Connectivity isn’t the problem. You are.
A recent New York Times piece titled, “The Joy of Quiet” implies that Americans are too connected for our own good. Apparently we are constantly distracting ourselves with new information and that, “we have more and more ways to communicate, but less and less to say.”
I think he places too much of the blame on our connectivity, and not enough on our personal decisions while in that state of connectedness.
I take issue with the idea that we are becoming a less creative society because of our inability to disconnect from the constant stream of information that we’re consuming and producing. The current trend (solution) to this “problem” seems to be removing ourselves from everything digital. That by going analog and isolating ourselves from such stimuli, we will be more likely to have creative thoughts.
Everyone has their own methods for creativity of course, but do the majority of us really spawn original thinking by depriving our minds of new things?
My hypothesis is that most of us benefit more from the Medici Effect of thinking. The larger the diversity of art, ideas, people, and experiences we expose ourselves too, the more likely it is that we’ll find unique intersections which lead to amazing new remixes and inventions.
People have a very active choice in what exactly they’re spending their time being connected to. What they read. Who they talk to. Where they consume information. All of these things are completely in our control. Our biggest problem is not overexposure itself, but rather the content we’re exposing ourselves to.
Removing yourself from the digital world is a band-aid. Shifting your behavior to interact with ideas and people that are more mentally stimulating (than your current state) is a means to spurring a more creative you. You don’t need time to think, you need time to execute on your thoughts.
The image above this blog post implies a certain kind of content is a waste of your time. I don’t want to go into the right and wrong types of connectivity you should participate in, but I will however make a few recommendations:
1) Change and add to your news sources often.
2) Read non-fiction offline and online with Wikipedia readily available.

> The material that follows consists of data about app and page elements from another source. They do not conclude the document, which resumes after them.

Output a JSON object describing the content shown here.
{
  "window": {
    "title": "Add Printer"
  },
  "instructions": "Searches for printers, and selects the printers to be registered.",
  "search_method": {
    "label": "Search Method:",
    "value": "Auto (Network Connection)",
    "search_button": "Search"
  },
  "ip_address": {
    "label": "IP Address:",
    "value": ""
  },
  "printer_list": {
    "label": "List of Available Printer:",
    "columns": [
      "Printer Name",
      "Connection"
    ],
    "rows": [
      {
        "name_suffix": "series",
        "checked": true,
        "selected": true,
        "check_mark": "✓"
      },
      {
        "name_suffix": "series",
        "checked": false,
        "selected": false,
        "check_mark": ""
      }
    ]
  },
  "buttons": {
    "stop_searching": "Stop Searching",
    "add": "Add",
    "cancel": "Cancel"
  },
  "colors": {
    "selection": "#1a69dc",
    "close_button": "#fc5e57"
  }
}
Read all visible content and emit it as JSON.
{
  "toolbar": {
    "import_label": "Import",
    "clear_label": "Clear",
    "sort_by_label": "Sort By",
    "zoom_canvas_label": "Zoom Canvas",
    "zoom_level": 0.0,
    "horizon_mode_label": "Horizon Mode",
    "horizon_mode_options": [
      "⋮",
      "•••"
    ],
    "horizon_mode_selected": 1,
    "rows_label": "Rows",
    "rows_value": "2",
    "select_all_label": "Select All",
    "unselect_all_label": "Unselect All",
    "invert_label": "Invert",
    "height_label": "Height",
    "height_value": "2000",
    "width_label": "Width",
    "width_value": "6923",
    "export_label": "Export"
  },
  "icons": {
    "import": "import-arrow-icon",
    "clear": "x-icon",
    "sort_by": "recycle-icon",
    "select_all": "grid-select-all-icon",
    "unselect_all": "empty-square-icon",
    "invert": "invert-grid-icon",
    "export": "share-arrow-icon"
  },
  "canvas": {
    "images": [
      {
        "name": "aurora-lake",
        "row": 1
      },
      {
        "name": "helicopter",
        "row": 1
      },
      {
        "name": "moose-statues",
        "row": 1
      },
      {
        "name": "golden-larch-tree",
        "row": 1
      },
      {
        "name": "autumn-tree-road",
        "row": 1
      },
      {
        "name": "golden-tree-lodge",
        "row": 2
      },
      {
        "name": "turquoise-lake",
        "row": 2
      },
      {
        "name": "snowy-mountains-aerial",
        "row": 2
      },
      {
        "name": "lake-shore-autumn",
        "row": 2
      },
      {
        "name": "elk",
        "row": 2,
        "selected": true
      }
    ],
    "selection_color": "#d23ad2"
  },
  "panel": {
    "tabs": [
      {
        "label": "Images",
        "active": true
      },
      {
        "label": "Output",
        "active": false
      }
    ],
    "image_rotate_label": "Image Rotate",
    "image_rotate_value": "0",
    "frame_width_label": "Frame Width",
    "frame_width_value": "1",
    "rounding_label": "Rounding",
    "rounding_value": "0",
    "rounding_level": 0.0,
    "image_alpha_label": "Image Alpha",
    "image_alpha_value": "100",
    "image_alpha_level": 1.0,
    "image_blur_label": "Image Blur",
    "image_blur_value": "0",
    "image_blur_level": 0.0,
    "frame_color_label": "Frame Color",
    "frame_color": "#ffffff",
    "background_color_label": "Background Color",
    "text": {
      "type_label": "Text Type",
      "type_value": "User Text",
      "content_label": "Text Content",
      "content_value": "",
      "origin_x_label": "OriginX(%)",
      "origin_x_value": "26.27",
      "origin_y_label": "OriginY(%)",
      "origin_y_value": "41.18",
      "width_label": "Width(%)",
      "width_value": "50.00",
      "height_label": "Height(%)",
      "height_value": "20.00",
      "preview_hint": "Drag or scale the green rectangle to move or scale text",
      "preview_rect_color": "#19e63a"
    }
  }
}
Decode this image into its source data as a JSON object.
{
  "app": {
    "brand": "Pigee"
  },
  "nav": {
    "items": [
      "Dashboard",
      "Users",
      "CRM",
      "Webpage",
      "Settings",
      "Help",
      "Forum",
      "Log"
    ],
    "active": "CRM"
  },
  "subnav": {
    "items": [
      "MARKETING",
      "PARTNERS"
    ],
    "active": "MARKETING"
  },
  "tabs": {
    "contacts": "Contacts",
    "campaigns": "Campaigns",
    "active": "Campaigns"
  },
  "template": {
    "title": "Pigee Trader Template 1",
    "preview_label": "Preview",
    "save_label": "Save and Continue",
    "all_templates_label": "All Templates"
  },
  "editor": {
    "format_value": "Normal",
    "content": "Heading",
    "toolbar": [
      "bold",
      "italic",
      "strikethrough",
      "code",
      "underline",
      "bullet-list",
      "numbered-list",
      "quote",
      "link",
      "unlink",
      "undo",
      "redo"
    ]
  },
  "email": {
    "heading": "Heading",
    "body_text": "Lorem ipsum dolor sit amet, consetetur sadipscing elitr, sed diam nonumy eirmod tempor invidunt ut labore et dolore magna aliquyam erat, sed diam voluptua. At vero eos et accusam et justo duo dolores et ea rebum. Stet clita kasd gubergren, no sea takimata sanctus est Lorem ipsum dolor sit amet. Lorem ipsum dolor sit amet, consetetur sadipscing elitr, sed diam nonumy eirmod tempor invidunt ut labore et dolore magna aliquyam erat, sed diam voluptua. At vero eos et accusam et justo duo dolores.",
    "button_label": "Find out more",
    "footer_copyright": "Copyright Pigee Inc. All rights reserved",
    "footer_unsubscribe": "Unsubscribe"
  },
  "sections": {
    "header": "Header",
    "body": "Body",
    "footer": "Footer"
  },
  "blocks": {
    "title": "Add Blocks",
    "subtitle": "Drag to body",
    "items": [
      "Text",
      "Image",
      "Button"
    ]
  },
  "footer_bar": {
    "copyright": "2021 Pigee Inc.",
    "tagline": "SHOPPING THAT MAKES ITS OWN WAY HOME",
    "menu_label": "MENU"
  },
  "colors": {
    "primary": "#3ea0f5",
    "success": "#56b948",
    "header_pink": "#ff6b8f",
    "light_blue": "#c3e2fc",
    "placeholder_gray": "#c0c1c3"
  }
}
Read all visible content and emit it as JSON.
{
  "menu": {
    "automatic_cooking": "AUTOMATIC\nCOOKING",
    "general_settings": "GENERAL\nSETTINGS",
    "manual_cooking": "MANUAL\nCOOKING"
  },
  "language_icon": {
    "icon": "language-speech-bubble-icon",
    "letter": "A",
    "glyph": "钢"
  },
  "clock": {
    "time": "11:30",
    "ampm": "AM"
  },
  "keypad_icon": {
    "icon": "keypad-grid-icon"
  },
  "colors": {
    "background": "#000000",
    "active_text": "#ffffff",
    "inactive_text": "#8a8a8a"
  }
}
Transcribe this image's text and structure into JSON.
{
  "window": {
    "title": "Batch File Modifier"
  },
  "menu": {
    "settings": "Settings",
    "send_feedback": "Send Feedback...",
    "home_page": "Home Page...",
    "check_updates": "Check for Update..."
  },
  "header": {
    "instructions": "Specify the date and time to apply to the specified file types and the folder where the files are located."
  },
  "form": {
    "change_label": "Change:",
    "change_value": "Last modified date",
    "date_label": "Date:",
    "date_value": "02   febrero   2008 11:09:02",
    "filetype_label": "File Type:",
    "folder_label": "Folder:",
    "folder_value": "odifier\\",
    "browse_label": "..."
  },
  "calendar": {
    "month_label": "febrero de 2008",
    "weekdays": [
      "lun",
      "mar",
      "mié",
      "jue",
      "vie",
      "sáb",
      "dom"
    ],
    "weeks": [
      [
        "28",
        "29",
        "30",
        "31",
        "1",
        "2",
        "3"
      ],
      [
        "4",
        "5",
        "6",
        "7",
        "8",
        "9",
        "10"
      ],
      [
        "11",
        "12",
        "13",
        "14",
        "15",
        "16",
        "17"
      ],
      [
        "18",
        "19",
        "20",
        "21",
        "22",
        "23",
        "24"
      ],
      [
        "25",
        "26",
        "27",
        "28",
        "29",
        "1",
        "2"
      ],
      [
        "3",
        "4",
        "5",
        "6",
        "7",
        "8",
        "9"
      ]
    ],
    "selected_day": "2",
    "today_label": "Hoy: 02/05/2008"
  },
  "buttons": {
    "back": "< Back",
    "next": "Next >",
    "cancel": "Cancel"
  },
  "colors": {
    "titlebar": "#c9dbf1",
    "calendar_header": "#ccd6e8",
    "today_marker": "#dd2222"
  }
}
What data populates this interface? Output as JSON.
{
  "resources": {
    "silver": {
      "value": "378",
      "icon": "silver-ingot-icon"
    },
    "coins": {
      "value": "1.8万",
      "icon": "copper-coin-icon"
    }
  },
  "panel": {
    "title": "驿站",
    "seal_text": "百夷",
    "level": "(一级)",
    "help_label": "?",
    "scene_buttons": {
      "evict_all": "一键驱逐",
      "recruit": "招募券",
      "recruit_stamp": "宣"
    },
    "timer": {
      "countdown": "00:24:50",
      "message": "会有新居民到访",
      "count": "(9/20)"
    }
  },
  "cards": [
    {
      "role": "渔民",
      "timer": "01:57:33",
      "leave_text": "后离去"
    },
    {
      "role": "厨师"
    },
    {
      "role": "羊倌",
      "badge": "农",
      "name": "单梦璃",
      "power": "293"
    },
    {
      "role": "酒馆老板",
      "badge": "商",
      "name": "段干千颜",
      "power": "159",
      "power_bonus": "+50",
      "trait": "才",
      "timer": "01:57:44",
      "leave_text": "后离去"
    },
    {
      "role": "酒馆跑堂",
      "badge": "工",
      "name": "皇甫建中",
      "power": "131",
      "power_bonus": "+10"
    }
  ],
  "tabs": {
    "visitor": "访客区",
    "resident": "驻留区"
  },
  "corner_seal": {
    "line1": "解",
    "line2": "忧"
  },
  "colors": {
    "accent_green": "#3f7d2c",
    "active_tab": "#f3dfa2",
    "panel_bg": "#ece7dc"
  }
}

You’ll go down a wonderful rabbit-hole of learning.
3) Use discovery tools/sites like Reddit and Digg to seek out new categories of content to dig into.
4) Try to recreate or remix tangible objects that you find on visual networks (Pinterest). The process of copying can reveal new and better ways to make things.
5) Don’t lock yourself away in a dungeon. This is a horribly inefficient way to be creative.